-- EXERCISE OBJECTIVE --
Collect every line in the records below that contains the word "هزینه".

-- TASK MATERIAL --
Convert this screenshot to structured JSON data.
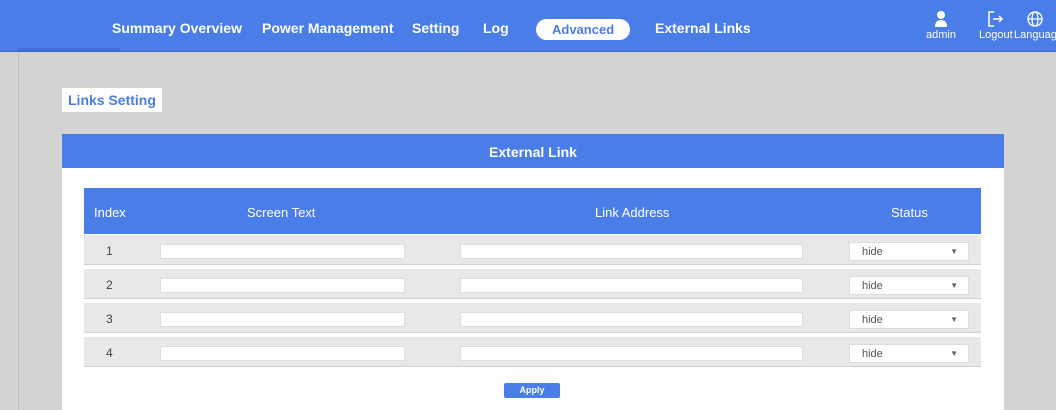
{
  "nav": {
    "items": [
      {
        "label": "Summary Overview"
      },
      {
        "label": "Power Management"
      },
      {
        "label": "Setting"
      },
      {
        "label": "Log"
      },
      {
        "label": "Advanced"
      },
      {
        "label": "External Links"
      }
    ],
    "active_index": 4
  },
  "user_tools": {
    "user": "admin",
    "logout": "Logout",
    "language": "Languag"
  },
  "section_title": "Links Setting",
  "panel": {
    "title": "External Link",
    "columns": [
      "Index",
      "Screen Text",
      "Link Address",
      "Status"
    ],
    "rows": [
      {
        "index": "1",
        "screen_text": "",
        "link_address": "",
        "status": "hide"
      },
      {
        "index": "2",
        "screen_text": "",
        "link_address": "",
        "status": "hide"
      },
      {
        "index": "3",
        "screen_text": "",
        "link_address": "",
        "status": "hide"
      },
      {
        "index": "4",
        "screen_text": "",
        "link_address": "",
        "status": "hide"
      }
    ],
    "apply_label": "Apply"
  },
  "colors": {
    "accent": "#4a7de8",
    "background": "#d3d3d3"
  }
}
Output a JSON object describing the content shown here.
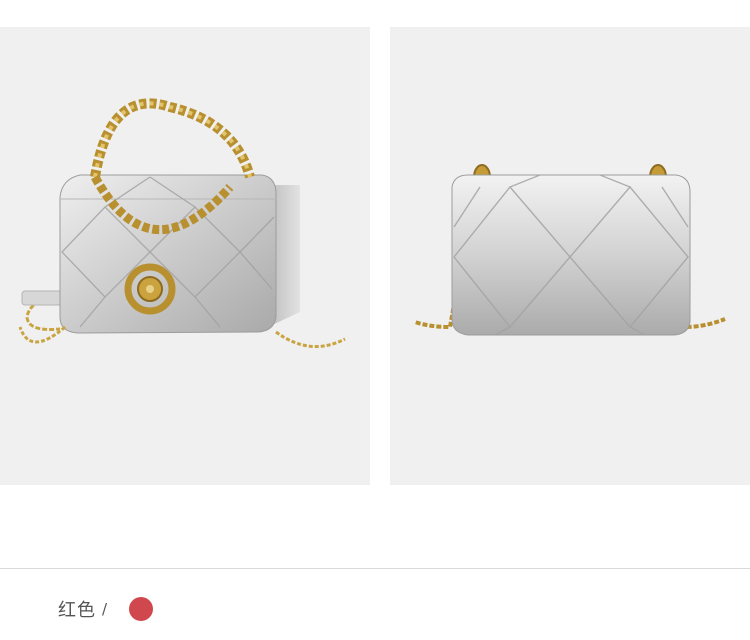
{
  "product_images": [
    {
      "view": "angled",
      "icon": "silver-quilted-chain-bag-angled"
    },
    {
      "view": "front",
      "icon": "silver-quilted-chain-bag-front"
    }
  ],
  "color_option": {
    "name": "红色",
    "separator": "/",
    "swatch_color": "#d0484e"
  },
  "colors": {
    "panel_bg": "#f0f0f0",
    "bag_silver": "#c8c8c8",
    "chain_gold": "#b8902f"
  }
}
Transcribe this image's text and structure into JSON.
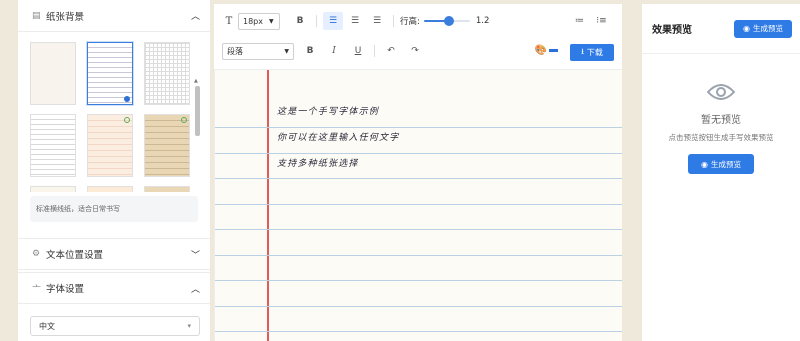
{
  "left": {
    "paper_section": {
      "title": "纸张背景"
    },
    "paper_desc": "标准横线纸，适合日常书写",
    "text_position_section": {
      "title": "文本位置设置"
    },
    "font_section": {
      "title": "字体设置"
    },
    "language_select": {
      "value": "中文"
    }
  },
  "toolbar": {
    "font_size": "18px",
    "bold": "B",
    "line_height_label": "行高:",
    "line_height_value": "1.2",
    "line_height_fraction": 0.55,
    "paragraph_select": "段落",
    "bold2": "B",
    "italic": "I",
    "underline": "U",
    "undo": "↶",
    "redo": "↷",
    "accent_color": "#2d6fd8",
    "download_label": "下载"
  },
  "editor": {
    "lines": [
      "这是一个手写字体示例",
      "你可以在这里输入任何文字",
      "支持多种纸张选择"
    ]
  },
  "preview": {
    "title": "效果预览",
    "generate_label": "生成预览",
    "empty_title": "暂无预览",
    "empty_hint": "点击预览按钮生成手写效果预览",
    "generate_label_2": "生成预览"
  }
}
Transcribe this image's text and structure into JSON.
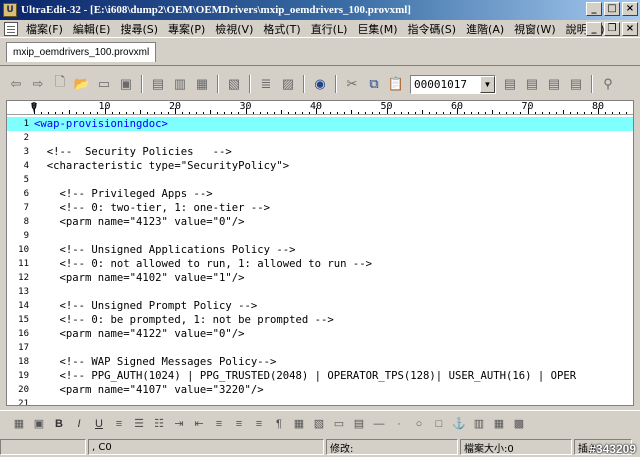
{
  "window": {
    "title": "UltraEdit-32 - [E:\\i608\\dump2\\OEM\\OEMDrivers\\mxip_oemdrivers_100.provxml]",
    "icon": "ultraedit-app-icon"
  },
  "menu": {
    "items": [
      "檔案(F)",
      "編輯(E)",
      "搜尋(S)",
      "專案(P)",
      "檢視(V)",
      "格式(T)",
      "直行(L)",
      "巨集(M)",
      "指令碼(S)",
      "進階(A)",
      "視窗(W)",
      "說明(H)"
    ]
  },
  "tabs": [
    {
      "label": "mxip_oemdrivers_100.provxml",
      "active": true
    }
  ],
  "toolbar": {
    "combo_value": "00001017",
    "buttons": [
      "back",
      "forward",
      "new",
      "open",
      "close",
      "save",
      "save-all",
      "print",
      "print-preview",
      "spell",
      "web",
      "copy",
      "paste",
      "find",
      "replace",
      "goto",
      "bookmark",
      "binoculars"
    ]
  },
  "ruler": {
    "labels": [
      "0",
      "10",
      "20",
      "30",
      "40",
      "50",
      "60",
      "70",
      "80"
    ]
  },
  "editor": {
    "lines": [
      {
        "n": "1",
        "text": "<wap-provisioningdoc>",
        "active": true
      },
      {
        "n": "2",
        "text": ""
      },
      {
        "n": "3",
        "text": "  <!--  Security Policies   -->"
      },
      {
        "n": "4",
        "text": "  <characteristic type=\"SecurityPolicy\">"
      },
      {
        "n": "5",
        "text": ""
      },
      {
        "n": "6",
        "text": "    <!-- Privileged Apps -->"
      },
      {
        "n": "7",
        "text": "    <!-- 0: two-tier, 1: one-tier -->"
      },
      {
        "n": "8",
        "text": "    <parm name=\"4123\" value=\"0\"/>"
      },
      {
        "n": "9",
        "text": ""
      },
      {
        "n": "10",
        "text": "    <!-- Unsigned Applications Policy -->"
      },
      {
        "n": "11",
        "text": "    <!-- 0: not allowed to run, 1: allowed to run -->"
      },
      {
        "n": "12",
        "text": "    <parm name=\"4102\" value=\"1\"/>"
      },
      {
        "n": "13",
        "text": ""
      },
      {
        "n": "14",
        "text": "    <!-- Unsigned Prompt Policy -->"
      },
      {
        "n": "15",
        "text": "    <!-- 0: be prompted, 1: not be prompted -->"
      },
      {
        "n": "16",
        "text": "    <parm name=\"4122\" value=\"0\"/>"
      },
      {
        "n": "17",
        "text": ""
      },
      {
        "n": "18",
        "text": "    <!-- WAP Signed Messages Policy-->"
      },
      {
        "n": "19",
        "text": "    <!-- PPG_AUTH(1024) | PPG_TRUSTED(2048) | OPERATOR_TPS(128)| USER_AUTH(16) | OPER"
      },
      {
        "n": "20",
        "text": "    <parm name=\"4107\" value=\"3220\"/>"
      },
      {
        "n": "21",
        "text": ""
      }
    ]
  },
  "statusbar": {
    "position": ", C0",
    "modified_label": "修改:",
    "filesize_label": "檔案大小:0",
    "extra": "插入",
    "watermark": "#343209"
  }
}
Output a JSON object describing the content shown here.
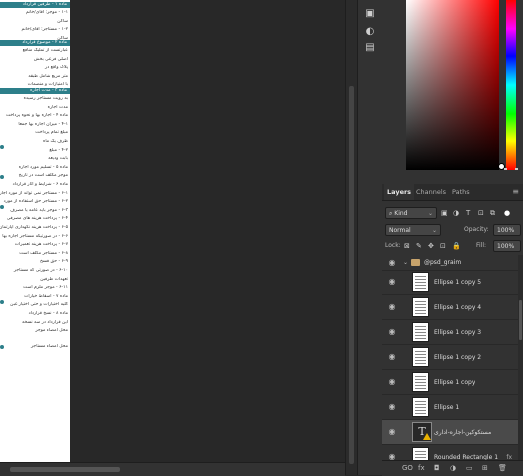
{
  "document": {
    "bars": [
      {
        "label": "ماده ۱ - طرفین قرارداد"
      },
      {
        "label": "ماده ۲ - موضوع قرارداد"
      },
      {
        "label": "ماده ۳ - مدت اجاره"
      }
    ],
    "lines": [
      "۱-۱ - موجر: آقای/خانم",
      "ساکن",
      "۱-۲ - مستاجر: آقای/خانم",
      "ساکن",
      "عبارتست از تملیک منافع",
      "اصلی فرعی بخش",
      "پلاک واقع در",
      "متر مربع شامل طبقه",
      "با امتیازات و منضمات",
      "به رویت مستاجر رسیده",
      "مدت اجاره",
      "ماده ۴ - اجاره بها و نحوه پرداخت",
      "۴-۱ - میزان اجاره بها جمعاً",
      "مبلغ تمام پرداخت",
      "ظرف یک ماه",
      "۴-۲ - مبلغ",
      "بابت ودیعه",
      "ماده ۵ - تسلیم مورد اجاره",
      "موجر مکلف است در تاریخ",
      "ماده ۶ - شرایط و آثار قرارداد",
      "۶-۱ - مستاجر نمی تواند از مورد اجاره",
      "۶-۲ - مستاجر حق استفاده از مورد",
      "۶-۳ - موجر باید عامه یا مصرف",
      "۶-۴ - پرداخت هزینه های مصرفی",
      "۶-۵ - پرداخت هزینه نگهداری آپارتمان",
      "۶-۶ - در صورتیکه مستاجر اجاره بها",
      "۶-۷ - پرداخت هزینه تعمیرات",
      "۶-۸ - مستاجر مکلف است",
      "۶-۹ - حق فسخ",
      "۶-۱۰ - در صورتی که مستاجر",
      "تعهدات طرفین",
      "۶-۱۱ - موجر ملزم است",
      "ماده ۷ - اسقاط خیارات",
      "کلیه اختیارات و حتی اختیار غبن",
      "ماده ۸ - نسخ قرارداد",
      "این قرارداد در سه نسخه",
      "محل امضاء موجر",
      "محل امضاء مستاجر"
    ]
  },
  "mini_panel": {
    "icons": [
      "history-icon",
      "adjustments-icon",
      "properties-icon"
    ]
  },
  "layers_panel": {
    "tabs": [
      "Layers",
      "Channels",
      "Paths"
    ],
    "active_tab": "Layers",
    "filter_kind": "Kind",
    "blend_mode": "Normal",
    "opacity_label": "Opacity:",
    "opacity_value": "100%",
    "lock_label": "Lock:",
    "fill_label": "Fill:",
    "fill_value": "100%",
    "group_name": "@psd_graim",
    "layers": [
      {
        "name": "Ellipse 1 copy 5",
        "kind": "shape"
      },
      {
        "name": "Ellipse 1 copy 4",
        "kind": "shape"
      },
      {
        "name": "Ellipse 1 copy 3",
        "kind": "shape"
      },
      {
        "name": "Ellipse 1 copy 2",
        "kind": "shape"
      },
      {
        "name": "Ellipse 1 copy",
        "kind": "shape"
      },
      {
        "name": "Ellipse 1",
        "kind": "shape"
      },
      {
        "name": "مستکوکین-اجاره-اداری",
        "kind": "text"
      },
      {
        "name": "Rounded Rectangle 1",
        "kind": "shape",
        "fx": "fx"
      }
    ],
    "bottom_icons": [
      "link-icon",
      "fx-icon",
      "mask-icon",
      "adjustment-icon",
      "folder-icon",
      "new-layer-icon",
      "trash-icon"
    ],
    "bottom_labels": [
      "GO",
      "fx",
      "◘",
      "◑",
      "▭",
      "⊞",
      "🗑"
    ]
  }
}
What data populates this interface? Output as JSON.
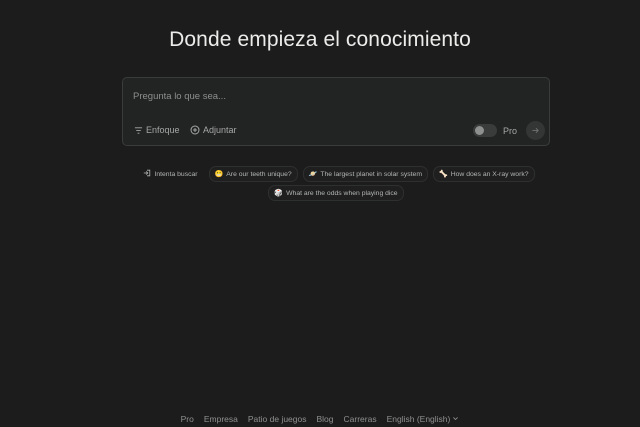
{
  "headline": "Donde empieza el conocimiento",
  "search": {
    "placeholder": "Pregunta lo que sea...",
    "focus_label": "Enfoque",
    "attach_label": "Adjuntar",
    "pro_label": "Pro",
    "pro_enabled": false
  },
  "suggestions": {
    "row1": [
      {
        "icon": "arrow-in-icon",
        "label": "Intenta buscar"
      },
      {
        "icon": "😬",
        "label": "Are our teeth unique?"
      },
      {
        "icon": "🪐",
        "label": "The largest planet in solar system"
      },
      {
        "icon": "🦴",
        "label": "How does an X-ray work?"
      }
    ],
    "row2": [
      {
        "icon": "🎲",
        "label": "What are the odds when playing dice"
      }
    ]
  },
  "footer": {
    "links": [
      "Pro",
      "Empresa",
      "Patio de juegos",
      "Blog",
      "Carreras"
    ],
    "language": "English (English)"
  },
  "colors": {
    "background": "#1c1c1c",
    "box": "#222323",
    "border": "#3a3b3b",
    "muted_text": "#8e908f"
  }
}
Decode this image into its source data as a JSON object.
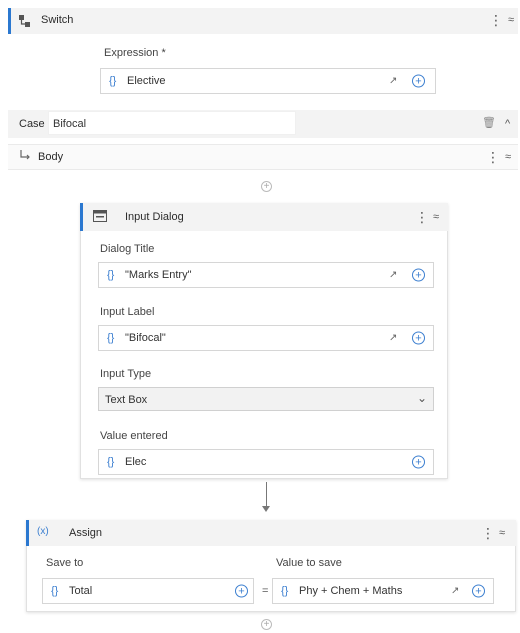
{
  "switch": {
    "title": "Switch",
    "icon": "switch-icon",
    "expression_label": "Expression *",
    "expression_value": "Elective"
  },
  "case": {
    "prefix": "Case",
    "value": "Bifocal"
  },
  "body": {
    "label": "Body"
  },
  "input_dialog": {
    "title": "Input Dialog",
    "dialog_title_label": "Dialog Title",
    "dialog_title_value": "\"Marks Entry\"",
    "input_label_label": "Input Label",
    "input_label_value": "\"Bifocal\"",
    "input_type_label": "Input Type",
    "input_type_value": "Text Box",
    "value_entered_label": "Value entered",
    "value_entered_value": "Elec"
  },
  "assign": {
    "icon_text": "(x)",
    "title": "Assign",
    "save_to_label": "Save to",
    "save_to_value": "Total",
    "equals": "=",
    "value_to_save_label": "Value to save",
    "value_to_save_value": "Phy + Chem + Maths"
  },
  "glyphs": {
    "brace": "{}",
    "plus": "+",
    "kebab": "⋮",
    "collapse": "≈",
    "chevron_up": "^",
    "expand": "↗",
    "dropdown": "⌄",
    "trash": "🗑"
  },
  "colors": {
    "accent": "#2b78d0",
    "header_bg": "#f3f3f3"
  }
}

-- ANSWER FOR THE TASK --
      "۶-۴ - پرداخت هزینه های مصرفی",
      "۶-۵ - پرداخت هزینه نگهداری آپارتمان",
      "۶-۷ - پرداخت هزینه تعمیرات",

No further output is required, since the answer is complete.